The following winter, Elaine Miller's body was found murdered in a house in Saskatoon. Elaine was beautiful. She was in the process of filing a claim against the federal system for having put her life in danger and failing to protect her. Don MacKinnon, her pro-bono lawyer, had visited her often while she was in the Regional Psychiatric Center in Saskatoon.

NAACP jailhouse registration raises concern

BIRMINGHAM, Ala. (AP) -- Alarming some sheriffs, the NAACP has signed up more than 11,000 new voters in county jails across the Southeast this year.

The nation's largest civil rights group described its campaign Thursday as an historic attempt to preserve the electoral rights of prisoners.

But a law enforcement group in Alabama worries the drive could lead to inmates banding together to oust sheriffs and other county officials they don't like.

"They could elect their own commissioner. All they'd have to do is bloc vote in a small county," said Brice Paul, director of jail services for the Alabama Sheriff's Association.

The NAACP this year has registered about 11,400 prisoners to vote in Mississippi, North Carolina, South Carolina, Florida and Tennessee, said Synamon Baldwin, regional director of prisoner re-enfranchisement for the group.

The organization this week is working mainly in Alabama, where it hopes to register as many as 700 prisoners.

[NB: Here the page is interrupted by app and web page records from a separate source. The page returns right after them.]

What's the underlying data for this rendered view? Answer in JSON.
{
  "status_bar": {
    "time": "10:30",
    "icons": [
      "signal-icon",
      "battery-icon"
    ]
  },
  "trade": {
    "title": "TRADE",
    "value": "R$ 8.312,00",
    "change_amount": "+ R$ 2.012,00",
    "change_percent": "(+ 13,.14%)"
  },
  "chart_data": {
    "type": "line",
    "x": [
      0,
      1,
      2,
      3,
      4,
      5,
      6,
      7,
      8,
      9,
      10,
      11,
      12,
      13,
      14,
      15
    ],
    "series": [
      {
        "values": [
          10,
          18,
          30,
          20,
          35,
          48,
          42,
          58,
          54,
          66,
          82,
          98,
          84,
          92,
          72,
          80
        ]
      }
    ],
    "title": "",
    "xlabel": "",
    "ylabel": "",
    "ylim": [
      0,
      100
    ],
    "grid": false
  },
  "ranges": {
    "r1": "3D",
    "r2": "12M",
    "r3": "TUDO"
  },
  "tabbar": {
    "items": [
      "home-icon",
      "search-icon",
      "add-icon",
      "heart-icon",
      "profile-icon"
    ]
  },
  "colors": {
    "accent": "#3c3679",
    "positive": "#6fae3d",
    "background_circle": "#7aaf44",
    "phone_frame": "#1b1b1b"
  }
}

Friday was the deadline to register for the Nov. 7 election.

The NAACP is attempting jailhouse voter registration in 22 states nationwide, Baldwin said, but numbers were not immediately available from regions outside the South.

The effort focuses mainly on people awaiting trial and those convicted of misdemeanors.

State laws vary, but such prisoners generally retain the right to vote and can cast ballots even though they are behind bars, Baldwin.

Generally, people convicted of felonies lose the right to vote.

Prisoners could be allowed to vote at designated precincts, and the worst security risks could cast absentee ballots, Baldwin said.

The NAACP is the first group to register prisoners en masse, she said.

"We've had some success even though we haven't had a big welcome" in some jails, she said. "The problem we have is that people are just not aware of the law."

The North Carolina Sheriff's Association assisted with prisoner registration there, said Shawnette James of the NAACP.

But officials in Alabama took a dimmer view. Paul said he received calls from three counties seeking guidance on whether to let the NAACP register prisoners, and he advised against it.

Alabama's county lockups are overcrowded with about 10,000 prisoners, Paul said, and most jails do not have the staff needed to assist with registration or take prisoners to polling places. Having jailers act as voting assistants could threaten security, he said.

Also, he said, prisoners casting ballots could lead to bloc voting or false allegations of voter fraud.

"The first thing they'd say is, 'The sheriff intimidated me and I had to vote for him,"' Paul said. "It would just create turmoil."

Baldwin said Paul's fears are overblown. She denied the registration drive is aimed at empowering prisoners to take over county politics.

The jailhouse project is part of a $9 million NAACP drive to increase black voter turnout this fall.

The NAACP also is registering voters at churches, stores, colleges and athletic events. In Huntsville, the local chapter is offering a bounty of $3 for every new voter registered by church and civic organizations.